____ Dataset excerpts
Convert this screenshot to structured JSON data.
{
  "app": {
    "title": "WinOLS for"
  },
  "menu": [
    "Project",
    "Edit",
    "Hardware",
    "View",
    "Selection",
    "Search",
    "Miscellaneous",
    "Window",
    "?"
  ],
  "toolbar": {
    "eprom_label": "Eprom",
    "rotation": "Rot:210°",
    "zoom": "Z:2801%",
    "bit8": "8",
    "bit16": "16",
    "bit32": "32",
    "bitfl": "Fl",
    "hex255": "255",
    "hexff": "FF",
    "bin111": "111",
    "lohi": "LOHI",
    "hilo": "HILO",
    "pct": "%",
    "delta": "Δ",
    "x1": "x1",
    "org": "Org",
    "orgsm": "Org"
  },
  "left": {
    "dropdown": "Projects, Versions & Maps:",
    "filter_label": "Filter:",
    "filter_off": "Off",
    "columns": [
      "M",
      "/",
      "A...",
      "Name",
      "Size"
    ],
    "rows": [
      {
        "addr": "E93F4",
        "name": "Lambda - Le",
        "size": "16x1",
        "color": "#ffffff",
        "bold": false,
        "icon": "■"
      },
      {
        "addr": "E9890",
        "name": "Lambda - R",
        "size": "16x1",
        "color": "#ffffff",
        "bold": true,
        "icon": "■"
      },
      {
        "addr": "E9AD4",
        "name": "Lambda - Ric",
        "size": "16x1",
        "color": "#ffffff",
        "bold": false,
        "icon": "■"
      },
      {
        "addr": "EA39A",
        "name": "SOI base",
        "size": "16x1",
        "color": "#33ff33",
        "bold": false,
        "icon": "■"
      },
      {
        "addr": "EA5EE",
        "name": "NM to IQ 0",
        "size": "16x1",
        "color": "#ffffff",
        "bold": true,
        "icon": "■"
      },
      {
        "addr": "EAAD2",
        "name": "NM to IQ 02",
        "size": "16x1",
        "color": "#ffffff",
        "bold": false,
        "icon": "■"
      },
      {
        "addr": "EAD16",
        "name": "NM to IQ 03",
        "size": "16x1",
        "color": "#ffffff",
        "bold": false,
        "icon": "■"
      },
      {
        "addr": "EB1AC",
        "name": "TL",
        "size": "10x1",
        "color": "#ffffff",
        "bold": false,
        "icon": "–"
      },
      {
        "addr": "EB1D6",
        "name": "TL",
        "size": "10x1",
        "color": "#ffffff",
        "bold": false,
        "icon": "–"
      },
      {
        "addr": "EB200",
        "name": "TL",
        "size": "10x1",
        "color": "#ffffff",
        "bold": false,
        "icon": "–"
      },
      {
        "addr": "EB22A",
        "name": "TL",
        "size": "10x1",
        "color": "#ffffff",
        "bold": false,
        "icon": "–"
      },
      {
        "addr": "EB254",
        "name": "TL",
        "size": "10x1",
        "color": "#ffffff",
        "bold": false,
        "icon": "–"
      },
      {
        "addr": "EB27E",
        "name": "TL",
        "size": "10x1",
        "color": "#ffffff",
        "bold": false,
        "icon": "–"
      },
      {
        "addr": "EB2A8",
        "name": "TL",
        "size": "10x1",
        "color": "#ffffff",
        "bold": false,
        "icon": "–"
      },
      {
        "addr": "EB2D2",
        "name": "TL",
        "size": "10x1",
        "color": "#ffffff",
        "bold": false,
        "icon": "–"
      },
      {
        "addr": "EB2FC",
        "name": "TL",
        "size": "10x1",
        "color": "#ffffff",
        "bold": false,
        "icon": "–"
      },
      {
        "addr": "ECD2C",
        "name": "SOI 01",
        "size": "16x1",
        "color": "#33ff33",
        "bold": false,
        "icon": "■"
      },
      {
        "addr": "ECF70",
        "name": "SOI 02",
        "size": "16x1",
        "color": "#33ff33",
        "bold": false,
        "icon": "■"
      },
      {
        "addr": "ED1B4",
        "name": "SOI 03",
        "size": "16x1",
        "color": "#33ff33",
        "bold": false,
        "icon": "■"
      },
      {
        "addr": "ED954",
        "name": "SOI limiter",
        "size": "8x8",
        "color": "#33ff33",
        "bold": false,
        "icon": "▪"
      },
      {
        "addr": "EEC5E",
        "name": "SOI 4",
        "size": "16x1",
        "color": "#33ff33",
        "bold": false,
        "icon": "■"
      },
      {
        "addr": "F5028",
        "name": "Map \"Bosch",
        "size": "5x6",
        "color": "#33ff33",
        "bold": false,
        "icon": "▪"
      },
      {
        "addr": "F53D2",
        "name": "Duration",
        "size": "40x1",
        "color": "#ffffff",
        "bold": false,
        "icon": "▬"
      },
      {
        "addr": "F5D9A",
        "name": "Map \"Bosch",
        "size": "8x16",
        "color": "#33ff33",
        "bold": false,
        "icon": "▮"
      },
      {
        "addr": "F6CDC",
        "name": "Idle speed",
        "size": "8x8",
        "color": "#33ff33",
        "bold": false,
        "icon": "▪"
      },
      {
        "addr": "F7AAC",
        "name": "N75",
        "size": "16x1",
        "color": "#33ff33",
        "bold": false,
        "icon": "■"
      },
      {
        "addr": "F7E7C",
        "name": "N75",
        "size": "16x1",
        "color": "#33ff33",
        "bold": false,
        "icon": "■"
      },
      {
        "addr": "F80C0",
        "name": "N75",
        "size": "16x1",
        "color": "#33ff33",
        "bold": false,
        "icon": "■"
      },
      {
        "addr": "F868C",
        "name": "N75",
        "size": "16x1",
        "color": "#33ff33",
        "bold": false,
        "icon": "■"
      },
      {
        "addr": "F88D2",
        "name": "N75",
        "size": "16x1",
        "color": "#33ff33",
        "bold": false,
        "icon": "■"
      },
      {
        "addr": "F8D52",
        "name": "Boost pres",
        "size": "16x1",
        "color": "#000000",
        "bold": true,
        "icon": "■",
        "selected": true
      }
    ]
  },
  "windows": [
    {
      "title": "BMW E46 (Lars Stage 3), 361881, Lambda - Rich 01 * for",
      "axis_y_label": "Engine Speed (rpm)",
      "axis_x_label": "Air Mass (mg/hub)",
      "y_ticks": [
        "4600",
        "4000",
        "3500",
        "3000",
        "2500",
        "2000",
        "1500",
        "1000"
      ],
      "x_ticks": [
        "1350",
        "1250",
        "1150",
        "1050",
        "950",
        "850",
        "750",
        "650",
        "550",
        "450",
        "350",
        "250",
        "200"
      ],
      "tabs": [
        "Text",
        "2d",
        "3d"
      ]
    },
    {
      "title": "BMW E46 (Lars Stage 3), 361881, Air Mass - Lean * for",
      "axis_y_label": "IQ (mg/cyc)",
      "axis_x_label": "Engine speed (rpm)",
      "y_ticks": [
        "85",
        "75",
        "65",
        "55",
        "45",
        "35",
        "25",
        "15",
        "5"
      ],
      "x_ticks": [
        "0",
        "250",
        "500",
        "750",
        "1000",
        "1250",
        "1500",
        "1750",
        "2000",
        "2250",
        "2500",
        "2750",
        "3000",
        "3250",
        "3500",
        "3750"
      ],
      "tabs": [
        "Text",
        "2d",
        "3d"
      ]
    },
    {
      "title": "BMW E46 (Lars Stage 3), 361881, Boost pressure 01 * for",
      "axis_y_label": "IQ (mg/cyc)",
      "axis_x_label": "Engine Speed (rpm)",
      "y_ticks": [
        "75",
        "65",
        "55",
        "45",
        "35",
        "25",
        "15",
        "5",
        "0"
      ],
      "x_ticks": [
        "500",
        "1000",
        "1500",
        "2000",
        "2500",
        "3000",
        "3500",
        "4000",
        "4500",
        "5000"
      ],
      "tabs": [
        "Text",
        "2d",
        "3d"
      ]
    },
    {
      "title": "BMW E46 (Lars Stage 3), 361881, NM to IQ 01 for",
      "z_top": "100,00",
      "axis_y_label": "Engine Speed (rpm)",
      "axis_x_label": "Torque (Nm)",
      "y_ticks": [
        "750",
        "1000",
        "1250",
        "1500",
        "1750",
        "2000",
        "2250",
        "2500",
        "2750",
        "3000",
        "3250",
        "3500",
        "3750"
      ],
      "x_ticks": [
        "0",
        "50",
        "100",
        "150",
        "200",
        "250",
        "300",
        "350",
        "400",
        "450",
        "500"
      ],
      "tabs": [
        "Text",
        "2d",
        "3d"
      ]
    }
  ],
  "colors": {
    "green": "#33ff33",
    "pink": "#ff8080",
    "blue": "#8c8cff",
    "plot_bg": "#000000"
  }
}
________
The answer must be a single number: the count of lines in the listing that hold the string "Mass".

● Exercise output:
2